* [THE TASK] Go through the data underneath and report how many lines hold the string "name", giving only the number.

--

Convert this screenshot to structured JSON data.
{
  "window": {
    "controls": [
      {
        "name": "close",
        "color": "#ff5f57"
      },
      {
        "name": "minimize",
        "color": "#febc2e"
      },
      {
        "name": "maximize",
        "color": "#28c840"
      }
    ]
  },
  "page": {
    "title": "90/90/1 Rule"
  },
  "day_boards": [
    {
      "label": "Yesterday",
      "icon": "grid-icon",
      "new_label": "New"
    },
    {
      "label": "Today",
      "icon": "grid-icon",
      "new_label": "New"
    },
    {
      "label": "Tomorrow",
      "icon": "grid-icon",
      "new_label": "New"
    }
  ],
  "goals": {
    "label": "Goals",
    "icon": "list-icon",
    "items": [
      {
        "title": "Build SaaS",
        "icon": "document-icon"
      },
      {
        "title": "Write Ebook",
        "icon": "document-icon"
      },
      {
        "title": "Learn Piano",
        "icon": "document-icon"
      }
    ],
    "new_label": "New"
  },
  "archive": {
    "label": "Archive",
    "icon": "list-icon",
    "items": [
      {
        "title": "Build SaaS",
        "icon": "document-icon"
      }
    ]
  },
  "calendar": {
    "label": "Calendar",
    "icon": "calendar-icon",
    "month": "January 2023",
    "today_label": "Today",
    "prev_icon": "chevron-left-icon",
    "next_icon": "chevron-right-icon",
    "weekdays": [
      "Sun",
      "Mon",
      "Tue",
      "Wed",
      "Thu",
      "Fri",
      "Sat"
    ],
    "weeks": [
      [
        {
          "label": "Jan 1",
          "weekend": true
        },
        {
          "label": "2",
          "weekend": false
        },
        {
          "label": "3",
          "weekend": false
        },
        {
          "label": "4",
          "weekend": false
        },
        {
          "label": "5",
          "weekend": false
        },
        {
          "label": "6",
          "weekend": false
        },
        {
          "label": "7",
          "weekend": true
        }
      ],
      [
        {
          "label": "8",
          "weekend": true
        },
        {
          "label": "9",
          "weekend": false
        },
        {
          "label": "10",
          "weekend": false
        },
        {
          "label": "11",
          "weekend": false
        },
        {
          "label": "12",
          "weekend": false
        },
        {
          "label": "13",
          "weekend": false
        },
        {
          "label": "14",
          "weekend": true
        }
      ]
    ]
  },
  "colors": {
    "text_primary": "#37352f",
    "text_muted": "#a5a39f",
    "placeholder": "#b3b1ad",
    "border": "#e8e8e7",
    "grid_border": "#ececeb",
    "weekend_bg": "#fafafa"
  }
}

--

* [ANSWER BOX] 3